The prostate is an exocrine gland of the male reproductive system dependent on androgens (testosterone and dihydrotestosterone) for development and maintenance. Since prostate cells and their malignant counterparts require androgen stimulation to grow, prostate cancer can be treated by androgen deprivation therapy (ADT). A significant problem in a continuous PCa ADT treatment at the maximum tolerable dose is the insurgence of cancer cell resistance; thus, intermittent adaptive therapy (IAT) is invoked to delay time to progression (TTP).Several mathematical models with different biological resistance mechanisms have been considered to simulate intermittent ADT treatment response dynamics. We present a comparison between 12 of these intermittent prostate-specific antigens (PSA) dynamical models over the Canadian Prospective Phase II Trial of IADT for locally advanced prostate cancer.We identified a few models with critical abilities to disentangle between relapsing and not relapsing patients, which can be exploited for clinical purposes.
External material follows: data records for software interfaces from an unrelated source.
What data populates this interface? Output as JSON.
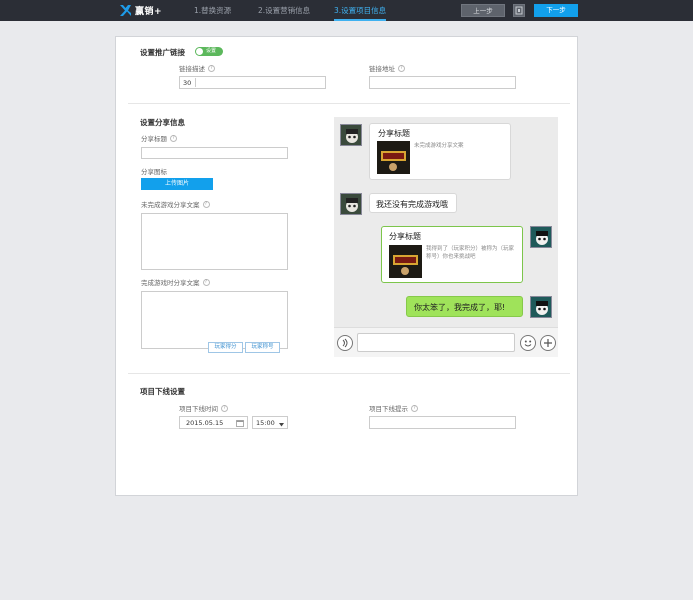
{
  "app": {
    "brand": "赢销+"
  },
  "steps": [
    {
      "label": "1.替换资源"
    },
    {
      "label": "2.设置营销信息"
    },
    {
      "label": "3.设置项目信息"
    }
  ],
  "toolbar": {
    "prev_label": "上一步",
    "next_label": "下一步"
  },
  "promo": {
    "title": "设置推广链接",
    "toggle_label": "设置",
    "desc_label": "链接描述",
    "desc_count": "30",
    "url_label": "链接地址"
  },
  "share": {
    "title": "设置分享信息",
    "title_label": "分享标题",
    "icon_label": "分享图标",
    "upload_label": "上传图片",
    "unfinished_label": "未完成游戏分享文案",
    "finished_label": "完成游戏时分享文案",
    "tag_score": "玩家得分",
    "tag_title": "玩家称号"
  },
  "preview": {
    "msg1_title": "分享标题",
    "msg1_desc": "未完成游戏分享文案",
    "msg2_text": "我还没有完成游戏哦",
    "msg3_title": "分享标题",
    "msg3_desc": "我得到了（玩家积分）被称为（玩家称号）你也来挑战吧",
    "msg4_text": "你太笨了，我完成了，耶!"
  },
  "offline": {
    "title": "项目下线设置",
    "time_label": "项目下线时间",
    "date_value": "2015.05.15",
    "time_value": "15:00",
    "notice_label": "项目下线提示"
  },
  "icons": {
    "logo": "x-logo-icon",
    "calendar": "calendar-icon",
    "dropdown": "chevron-down-icon",
    "voice": "voice-icon",
    "emoji": "emoji-icon",
    "plus": "plus-icon",
    "help": "question-icon"
  },
  "colors": {
    "accent": "#12a0ec",
    "toggle": "#5cb85c",
    "bubble_green": "#9fe35a",
    "topbar": "#2b2e36"
  }
}
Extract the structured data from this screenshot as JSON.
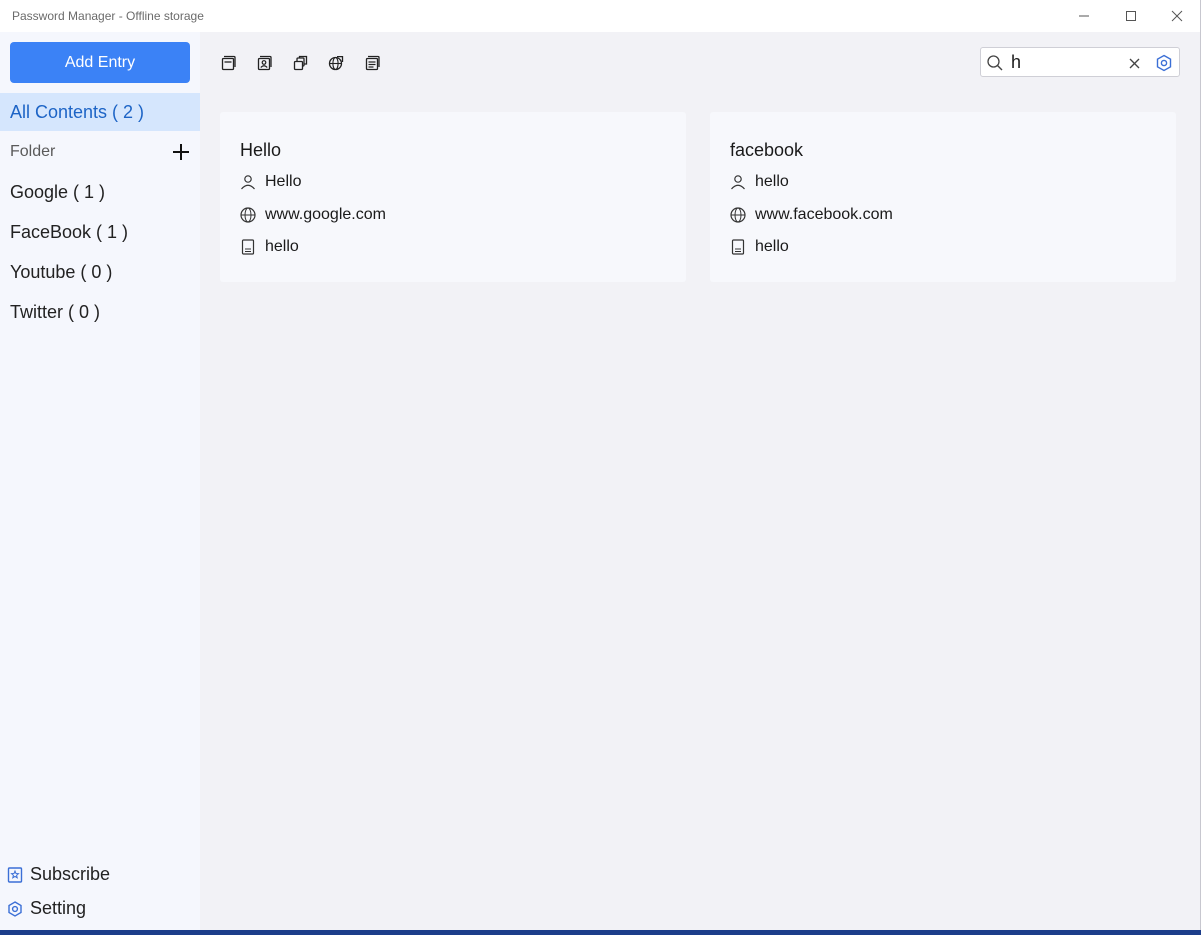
{
  "window": {
    "title": "Password Manager - Offline storage",
    "controls": [
      "minimize-icon",
      "maximize-icon",
      "close-icon"
    ]
  },
  "sidebar": {
    "add_entry_label": "Add Entry",
    "all_contents_label": "All Contents ( 2 )",
    "folder_header": "Folder",
    "folders": [
      {
        "label": "Google ( 1 )"
      },
      {
        "label": "FaceBook ( 1 )"
      },
      {
        "label": "Youtube ( 0 )"
      },
      {
        "label": "Twitter ( 0 )"
      }
    ],
    "subscribe_label": "Subscribe",
    "setting_label": "Setting"
  },
  "toolbar": {
    "icons": [
      "all-items-icon",
      "login-icon",
      "copy-icon",
      "web-icon",
      "notes-icon"
    ]
  },
  "search": {
    "value": "h",
    "placeholder": ""
  },
  "entries": [
    {
      "title": "Hello",
      "username": "Hello",
      "url": "www.google.com",
      "note": "hello"
    },
    {
      "title": "facebook",
      "username": "hello",
      "url": "www.facebook.com",
      "note": "hello"
    }
  ],
  "colors": {
    "accent": "#3b82f6",
    "selected_bg": "#d5e6fd",
    "selected_text": "#1d64c6",
    "sidebar_bg": "#f5f7fd",
    "main_bg": "#f2f2f6"
  }
}
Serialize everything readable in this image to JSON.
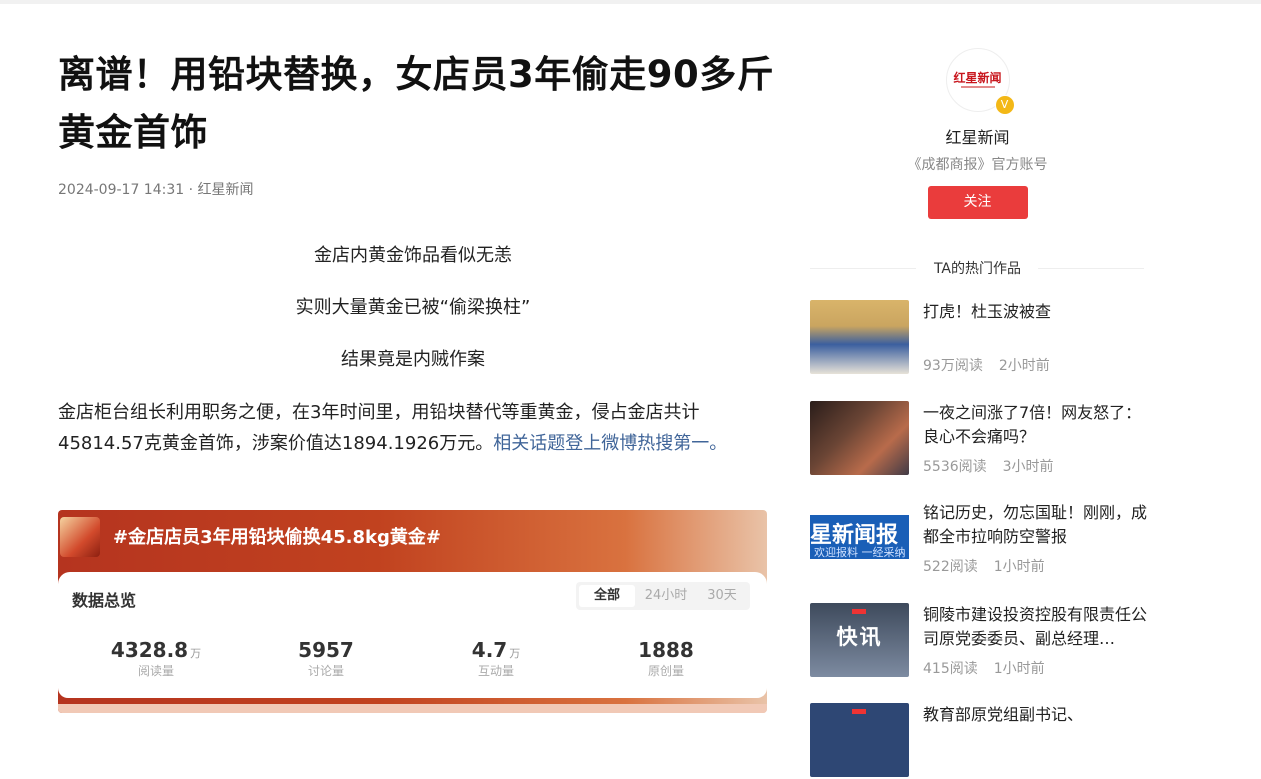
{
  "article": {
    "title": "离谱！用铅块替换，女店员3年偷走90多斤黄金首饰",
    "meta": "2024-09-17 14:31 · 红星新闻",
    "lines": [
      "金店内黄金饰品看似无恙",
      "实则大量黄金已被“偷梁换柱”",
      "结果竟是内贼作案"
    ],
    "paragraph": "金店柜台组长利用职务之便，在3年时间里，用铅块替代等重黄金，侵占金店共计45814.57克黄金首饰，涉案价值达1894.1926万元。",
    "paragraph_link": "相关话题登上微博热搜第一。"
  },
  "topic": {
    "title": "#金店店员3年用铅块偷换45.8kg黄金#",
    "overview_label": "数据总览",
    "tabs": [
      "全部",
      "24小时",
      "30天"
    ],
    "active_tab": "全部",
    "stats": [
      {
        "value": "4328.8",
        "unit": "万",
        "label": "阅读量"
      },
      {
        "value": "5957",
        "unit": "",
        "label": "讨论量"
      },
      {
        "value": "4.7",
        "unit": "万",
        "label": "互动量"
      },
      {
        "value": "1888",
        "unit": "",
        "label": "原创量"
      }
    ]
  },
  "author": {
    "logo_text": "红星新闻",
    "badge": "V",
    "name": "红星新闻",
    "desc": "《成都商报》官方账号",
    "follow_label": "关注"
  },
  "hot": {
    "heading": "TA的热门作品",
    "items": [
      {
        "title": "打虎！杜玉波被查",
        "reads": "93万阅读",
        "time": "2小时前"
      },
      {
        "title": "一夜之间涨了7倍！网友怒了：良心不会痛吗？",
        "reads": "5536阅读",
        "time": "3小时前"
      },
      {
        "title": "铭记历史，勿忘国耻！刚刚，成都全市拉响防空警报",
        "reads": "522阅读",
        "time": "1小时前",
        "thumb_text": "星新闻报",
        "thumb_sub": "欢迎报料 一经采纳"
      },
      {
        "title": "铜陵市建设投资控股有限责任公司原党委委员、副总经理…",
        "reads": "415阅读",
        "time": "1小时前",
        "thumb_text": "快讯"
      },
      {
        "title": "教育部原党组副书记、"
      }
    ]
  }
}
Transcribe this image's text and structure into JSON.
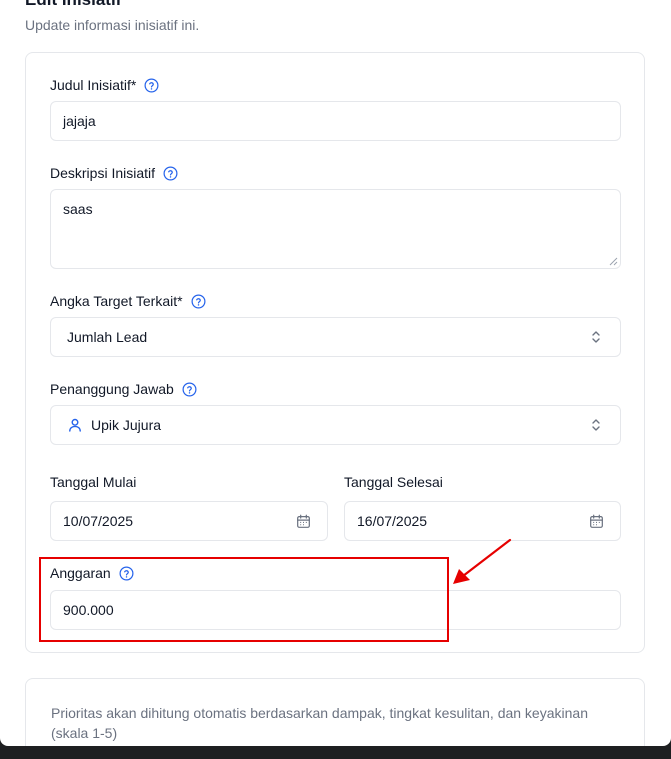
{
  "header": {
    "title": "Edit Inisiatif",
    "subtitle": "Update informasi inisiatif ini."
  },
  "form": {
    "judul": {
      "label": "Judul Inisiatif*",
      "value": "jajaja"
    },
    "deskripsi": {
      "label": "Deskripsi Inisiatif",
      "value": "saas"
    },
    "angka_target": {
      "label": "Angka Target Terkait*",
      "value": "Jumlah Lead"
    },
    "penanggung_jawab": {
      "label": "Penanggung Jawab",
      "value": "Upik Jujura"
    },
    "tanggal_mulai": {
      "label": "Tanggal Mulai",
      "value": "10/07/2025"
    },
    "tanggal_selesai": {
      "label": "Tanggal Selesai",
      "value": "16/07/2025"
    },
    "anggaran": {
      "label": "Anggaran",
      "value": "900.000"
    }
  },
  "priority_note": "Prioritas akan dihitung otomatis berdasarkan dampak, tingkat kesulitan, dan keyakinan (skala 1-5)",
  "icons": {
    "help": "help-circle-icon",
    "calendar": "calendar-icon",
    "user": "user-icon",
    "select": "chevron-up-down-icon"
  },
  "colors": {
    "accent": "#2563eb",
    "annotation": "#e60000",
    "border": "#e5e7eb",
    "muted_text": "#6b7280"
  }
}
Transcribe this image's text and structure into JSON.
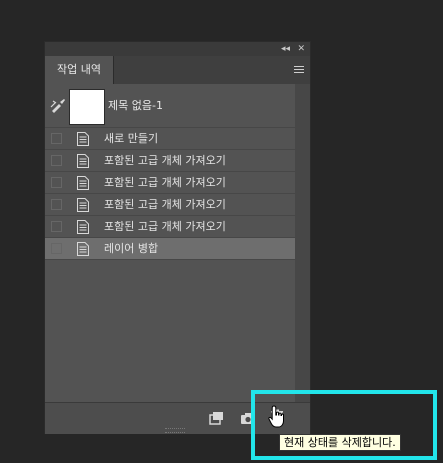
{
  "panel": {
    "title_controls": {
      "collapse": "◂◂",
      "close": "✕"
    },
    "tab_label": "작업 내역",
    "snapshot": {
      "label": "제목 없음-1"
    },
    "items": [
      {
        "label": "새로 만들기"
      },
      {
        "label": "포함된 고급 개체 가져오기"
      },
      {
        "label": "포함된 고급 개체 가져오기"
      },
      {
        "label": "포함된 고급 개체 가져오기"
      },
      {
        "label": "포함된 고급 개체 가져오기"
      },
      {
        "label": "레이어 병합"
      }
    ],
    "selected_index": 5
  },
  "tooltip": {
    "text": "현재 상태를 삭제합니다."
  },
  "colors": {
    "highlight": "#22e5ea",
    "panel": "#535353",
    "selected_row": "#6e6e6e"
  }
}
Finally, within the Bayesian framework, we detected the most compelling models in the trial description.

Kevin Murgas

Stony Brook University Dept. of Biomedical Informatics
" Hierarchical Modeling of DNA Methylation Conservation in Colon Cancer"
Conservation is broadly used to identify biologically important genomic regions. Indeed, preferential DNA methylation conservation during tumor growth can indicate areas of particular functional importance to the tumor. In a cohort of 21 colorectal cancer (CRC) patients with multiple tissue samples per patient, we measured methylation at over 850,000 CpG sites using the Infinium Methylation EPIC microarray. Next, we developed a Bayesian hierarchical model that allows for variance decomposition of methylation on 3 hierarchical levels built around the multiple tissue sampling. We fit the model to the CRC data using a Monte Carlo Markov Chain algorithm (Stan). Based on the posterior parameter distributions of the fits, we defined a conservation score to indicate reduced within-tumor variation of methylation relative to between-patient normal variation, thereby quantifying preferential methylation conservation at single CpG sites, individual genes, and molecular pathways. Across gene regulatory regions, preferential conservation was highest in the vicinity of gene transcription start sites and lowest at exon boundaries. Genes belonging to CRC gene sets exhibited increased preferential conservation, suggesting the model's ability to identify functionally relevant regions based on methylation conservation. A pathway analysis of significantly preferentially conserved genes implicated several CRC relevant pathways and pathways related to immune evasion.

Kathleen Wilkie

Ryerson University
"Chemotherapy Induced Cachexia: Insights from a Mathematical Model"
Cachexia is the loss of muscle and adipose tissues that directly correlates with patient energy levels, strength, and general quality of life. Chemotherapy is a standard cancer treatment with notorious side effects including nausea, diarrhea, anorexia, and fatigue. Unfortunately, chemotherapy can also induce severe muscle loss. Cancer presence itself can induce cachexia, leading to a double-barrelled attack on healthy lean mass, and thus patient life quality.In this work, we develop a novel mathematical framework to investigate the response of muscle tissue to 5-FU chemotherapy. We model the role of stem cells in tissue maintenance and use the model to examine potential mechanisms of chemotherapy induced muscle loss, including disruption of the differentiation pathway. We confront our model to various treatment doses and dose schedules in an attempt to understand several qualitative features of chemotherapy-induced cachexia. In this talk I will review the model mechanisms we used to capture the qualitative features of the experimental data and discuss some of the computational challenges including parameterization of this dynamic process.

Hosted by SMB2021 Follow
Virtual conference of the Society for Mathematical Biology, 2021.